My grandmother adored me. I am sure I was her favorite grandchild. When she went to sit outside on the stoop, she would have me on her lap. She often would come upstairs to our apartment, while my father was working. If my mother got mad at me for some reason, I would run to grandma and she would hold me and tell my mother, in Sicilian, not to touch me or scare me, I was her little doll. It was great having my own body guard.
Often times, I would go downstairs to my grandma’s apartment. One time, I invited her to have dinner with us. She told me I couldn’t invite her, only my parents could do that. I told her no, I was the boss of the house. That made her laugh. Another time I saw her taking some medication. She had a long row of pill bottles on the sink and she was taking a couple from different bottles. I piped up and said, Grandma you should finish one bottle before you start another. I was quite serious with my words and tone. My grandmother had a good laugh over that and I never forgot it.
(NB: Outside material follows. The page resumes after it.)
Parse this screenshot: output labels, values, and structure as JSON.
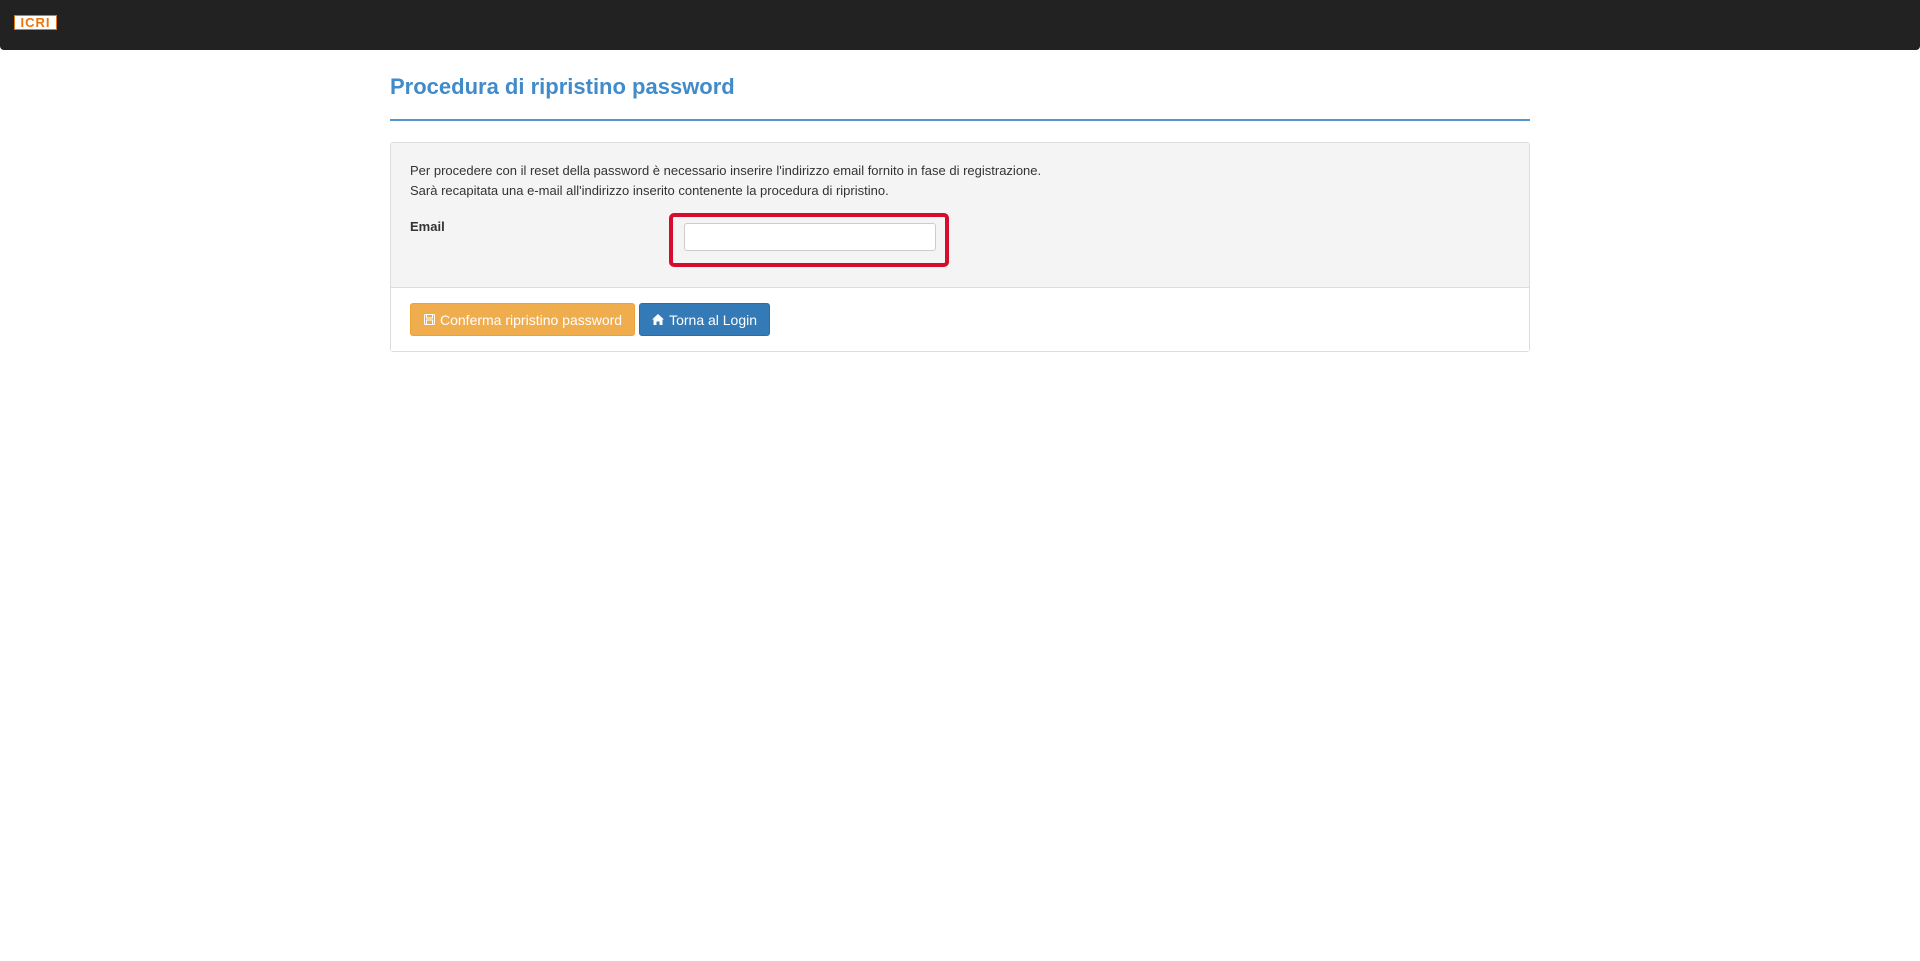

I remember the day she died. My mother got a call from her brother, who was called to the hospital. He told my mother, when he got there, my grandmother had already passed away. My mother hung up the phone and started crying. She went into the bathroom and sat on the edge of the tub. I walked in and tried to console her. That’s a big job for a four year old. I’m not sure I understood what happened or what dying meant, but I understood the pain and sorrow that had suddenly overcome my mother. My grandmother had had a hard life, but she lived long enough, at 77, to see most of her grandchildren born. I know I brought her a lot of joy in her final years and she left me warm memories I will never forget.
When I had children of my own, I got to relive the joy my grandmother must have felt when I saw my own mother with my girls. She loved them more than anything or anyone. She could never get mad at them. Suddenly, a woman who did not have one ounce of patience, developed the patience of a saint. She could never get enough of her grandchildren and encouraged me to go back to work so she could watch them all day (which I did not do!) I could never hired a babysitter or she would be offended. She hugged them and kissed them all the time and never refused them anything. If I complained about something they did, she would make excuses for them. They could do no wrong…ever. My kids loved her and she made them laugh.
One day, when God blesses me with grandchildren, I am sure I will follow in the steps of my grandmother and mother. There is nothing on this earth sweeter than a grandma’s love.